==== THE DATA
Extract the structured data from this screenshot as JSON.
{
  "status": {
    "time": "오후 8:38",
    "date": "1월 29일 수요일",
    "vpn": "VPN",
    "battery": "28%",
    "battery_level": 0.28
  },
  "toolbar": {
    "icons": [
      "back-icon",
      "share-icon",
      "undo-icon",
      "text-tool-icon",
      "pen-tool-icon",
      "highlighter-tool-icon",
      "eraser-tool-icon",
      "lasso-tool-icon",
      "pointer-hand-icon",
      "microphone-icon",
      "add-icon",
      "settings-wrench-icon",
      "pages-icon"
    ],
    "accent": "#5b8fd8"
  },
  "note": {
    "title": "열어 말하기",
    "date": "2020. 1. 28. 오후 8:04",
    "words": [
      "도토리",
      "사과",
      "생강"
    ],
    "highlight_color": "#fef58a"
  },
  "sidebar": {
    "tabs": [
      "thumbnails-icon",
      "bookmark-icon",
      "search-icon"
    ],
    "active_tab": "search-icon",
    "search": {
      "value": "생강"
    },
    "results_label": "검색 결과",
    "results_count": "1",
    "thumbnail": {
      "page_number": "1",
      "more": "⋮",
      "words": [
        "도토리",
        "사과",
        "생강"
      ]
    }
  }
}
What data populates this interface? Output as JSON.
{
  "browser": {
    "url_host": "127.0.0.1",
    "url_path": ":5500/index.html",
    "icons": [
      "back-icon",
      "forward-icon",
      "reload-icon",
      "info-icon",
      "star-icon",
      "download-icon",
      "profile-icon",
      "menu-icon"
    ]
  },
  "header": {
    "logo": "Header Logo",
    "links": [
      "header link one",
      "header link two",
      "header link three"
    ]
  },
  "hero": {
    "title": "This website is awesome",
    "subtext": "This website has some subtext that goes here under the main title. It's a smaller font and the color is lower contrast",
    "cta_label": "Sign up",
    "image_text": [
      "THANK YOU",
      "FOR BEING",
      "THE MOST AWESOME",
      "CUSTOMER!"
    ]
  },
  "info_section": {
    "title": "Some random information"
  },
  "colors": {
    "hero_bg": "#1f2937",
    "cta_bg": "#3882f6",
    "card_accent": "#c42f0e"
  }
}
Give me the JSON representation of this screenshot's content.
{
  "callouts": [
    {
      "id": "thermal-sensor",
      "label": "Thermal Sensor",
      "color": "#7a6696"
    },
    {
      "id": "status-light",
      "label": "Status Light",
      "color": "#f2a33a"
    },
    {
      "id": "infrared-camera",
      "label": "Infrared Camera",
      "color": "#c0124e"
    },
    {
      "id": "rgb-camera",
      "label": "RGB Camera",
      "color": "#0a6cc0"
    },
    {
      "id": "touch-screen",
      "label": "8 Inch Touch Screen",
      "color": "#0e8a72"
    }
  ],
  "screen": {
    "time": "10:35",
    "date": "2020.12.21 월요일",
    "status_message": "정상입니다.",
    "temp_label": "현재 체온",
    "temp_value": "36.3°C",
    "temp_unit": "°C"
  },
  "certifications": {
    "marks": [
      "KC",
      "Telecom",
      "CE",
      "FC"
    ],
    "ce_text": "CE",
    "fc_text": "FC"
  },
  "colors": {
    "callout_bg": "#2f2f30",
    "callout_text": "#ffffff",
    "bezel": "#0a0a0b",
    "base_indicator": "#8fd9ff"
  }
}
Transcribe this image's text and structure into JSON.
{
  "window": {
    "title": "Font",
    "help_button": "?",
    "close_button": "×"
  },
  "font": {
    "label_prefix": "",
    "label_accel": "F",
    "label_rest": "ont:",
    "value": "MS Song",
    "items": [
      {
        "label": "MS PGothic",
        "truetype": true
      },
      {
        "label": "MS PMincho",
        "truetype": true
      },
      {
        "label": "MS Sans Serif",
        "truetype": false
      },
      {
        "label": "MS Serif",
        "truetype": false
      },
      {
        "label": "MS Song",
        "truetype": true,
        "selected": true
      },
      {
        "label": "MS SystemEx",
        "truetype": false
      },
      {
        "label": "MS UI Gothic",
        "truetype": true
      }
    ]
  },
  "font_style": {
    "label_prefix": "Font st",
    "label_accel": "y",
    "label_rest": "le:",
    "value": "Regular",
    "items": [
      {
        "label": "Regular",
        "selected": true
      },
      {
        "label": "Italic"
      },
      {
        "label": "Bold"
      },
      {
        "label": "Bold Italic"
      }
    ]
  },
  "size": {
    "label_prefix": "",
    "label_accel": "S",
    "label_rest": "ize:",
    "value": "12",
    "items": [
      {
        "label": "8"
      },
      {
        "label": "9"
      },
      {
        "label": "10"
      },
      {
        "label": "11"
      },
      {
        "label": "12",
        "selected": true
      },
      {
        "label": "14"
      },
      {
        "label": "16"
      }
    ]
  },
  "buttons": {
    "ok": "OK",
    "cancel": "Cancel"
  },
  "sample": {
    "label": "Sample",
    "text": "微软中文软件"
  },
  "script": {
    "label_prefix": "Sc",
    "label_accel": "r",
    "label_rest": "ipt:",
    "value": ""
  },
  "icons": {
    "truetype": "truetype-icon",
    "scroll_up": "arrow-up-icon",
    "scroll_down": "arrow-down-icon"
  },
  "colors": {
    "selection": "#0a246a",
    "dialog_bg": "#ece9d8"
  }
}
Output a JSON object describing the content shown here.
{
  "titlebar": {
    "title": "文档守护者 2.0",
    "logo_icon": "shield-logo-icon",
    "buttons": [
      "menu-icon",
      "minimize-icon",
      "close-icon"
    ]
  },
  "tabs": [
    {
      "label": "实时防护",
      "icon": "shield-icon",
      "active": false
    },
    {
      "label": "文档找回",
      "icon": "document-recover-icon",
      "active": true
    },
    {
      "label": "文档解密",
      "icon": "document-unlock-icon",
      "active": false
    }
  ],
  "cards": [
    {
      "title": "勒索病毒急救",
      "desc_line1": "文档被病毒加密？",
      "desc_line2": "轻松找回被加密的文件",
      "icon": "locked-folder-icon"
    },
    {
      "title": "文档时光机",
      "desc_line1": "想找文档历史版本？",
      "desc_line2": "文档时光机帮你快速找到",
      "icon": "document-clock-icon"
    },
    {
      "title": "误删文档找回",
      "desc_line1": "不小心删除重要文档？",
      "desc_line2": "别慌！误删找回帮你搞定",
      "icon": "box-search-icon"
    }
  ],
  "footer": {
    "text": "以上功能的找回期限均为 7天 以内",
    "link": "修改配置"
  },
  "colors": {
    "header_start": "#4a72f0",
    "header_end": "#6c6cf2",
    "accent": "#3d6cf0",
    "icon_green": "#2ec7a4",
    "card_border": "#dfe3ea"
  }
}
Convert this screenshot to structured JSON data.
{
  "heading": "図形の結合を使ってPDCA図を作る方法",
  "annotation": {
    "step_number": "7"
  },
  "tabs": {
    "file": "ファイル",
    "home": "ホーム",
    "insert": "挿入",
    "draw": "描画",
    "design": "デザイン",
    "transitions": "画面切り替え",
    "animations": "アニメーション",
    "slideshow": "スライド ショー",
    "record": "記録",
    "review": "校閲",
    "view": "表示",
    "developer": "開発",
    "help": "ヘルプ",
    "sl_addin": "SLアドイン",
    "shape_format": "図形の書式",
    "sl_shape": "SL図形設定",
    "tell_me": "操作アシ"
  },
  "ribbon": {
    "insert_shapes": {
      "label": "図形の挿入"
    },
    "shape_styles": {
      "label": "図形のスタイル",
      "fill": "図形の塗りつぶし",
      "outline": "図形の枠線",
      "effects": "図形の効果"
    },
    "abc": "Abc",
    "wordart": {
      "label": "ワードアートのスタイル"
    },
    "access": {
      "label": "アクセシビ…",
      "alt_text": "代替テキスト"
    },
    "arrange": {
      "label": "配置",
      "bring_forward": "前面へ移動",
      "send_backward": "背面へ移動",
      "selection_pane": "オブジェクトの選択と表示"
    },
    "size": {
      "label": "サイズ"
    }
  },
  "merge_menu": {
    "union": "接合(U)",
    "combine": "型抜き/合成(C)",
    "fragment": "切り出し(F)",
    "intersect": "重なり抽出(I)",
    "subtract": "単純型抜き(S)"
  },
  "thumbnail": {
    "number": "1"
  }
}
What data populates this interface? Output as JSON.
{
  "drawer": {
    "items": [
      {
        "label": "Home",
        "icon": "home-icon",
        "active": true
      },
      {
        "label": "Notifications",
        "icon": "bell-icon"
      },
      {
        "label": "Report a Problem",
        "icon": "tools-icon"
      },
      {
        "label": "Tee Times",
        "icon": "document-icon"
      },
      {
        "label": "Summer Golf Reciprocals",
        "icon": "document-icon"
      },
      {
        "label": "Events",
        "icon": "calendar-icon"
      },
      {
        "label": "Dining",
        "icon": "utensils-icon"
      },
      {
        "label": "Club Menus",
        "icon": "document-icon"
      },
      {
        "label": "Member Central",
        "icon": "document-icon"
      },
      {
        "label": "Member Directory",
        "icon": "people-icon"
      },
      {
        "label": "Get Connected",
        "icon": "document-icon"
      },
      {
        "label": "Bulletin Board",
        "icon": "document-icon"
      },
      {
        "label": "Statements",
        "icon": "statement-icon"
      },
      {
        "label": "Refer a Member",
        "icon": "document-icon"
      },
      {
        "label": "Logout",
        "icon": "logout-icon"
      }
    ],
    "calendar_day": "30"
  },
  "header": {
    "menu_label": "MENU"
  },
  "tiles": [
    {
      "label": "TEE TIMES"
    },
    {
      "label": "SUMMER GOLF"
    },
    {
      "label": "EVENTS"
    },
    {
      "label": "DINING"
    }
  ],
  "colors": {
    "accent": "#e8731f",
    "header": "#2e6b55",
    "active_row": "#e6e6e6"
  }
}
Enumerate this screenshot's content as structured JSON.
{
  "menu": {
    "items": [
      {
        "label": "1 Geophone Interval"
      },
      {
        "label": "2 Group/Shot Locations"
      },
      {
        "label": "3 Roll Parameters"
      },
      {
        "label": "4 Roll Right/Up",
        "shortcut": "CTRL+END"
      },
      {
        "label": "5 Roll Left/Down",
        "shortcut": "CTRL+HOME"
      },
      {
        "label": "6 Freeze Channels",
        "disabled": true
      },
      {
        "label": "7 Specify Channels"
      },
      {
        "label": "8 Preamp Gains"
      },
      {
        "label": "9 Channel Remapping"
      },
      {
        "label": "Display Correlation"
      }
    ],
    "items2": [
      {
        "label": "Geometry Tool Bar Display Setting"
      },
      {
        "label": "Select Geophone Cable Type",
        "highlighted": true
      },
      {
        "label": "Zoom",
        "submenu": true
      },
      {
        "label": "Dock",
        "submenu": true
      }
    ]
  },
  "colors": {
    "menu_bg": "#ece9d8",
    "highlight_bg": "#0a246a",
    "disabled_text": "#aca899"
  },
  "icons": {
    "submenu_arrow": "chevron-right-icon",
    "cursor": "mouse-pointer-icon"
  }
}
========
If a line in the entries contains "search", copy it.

THE COMPLETED TASK:
      "search-icon"
    "active_tab": "search-icon",
    "search": {
      "icon": "box-search-icon"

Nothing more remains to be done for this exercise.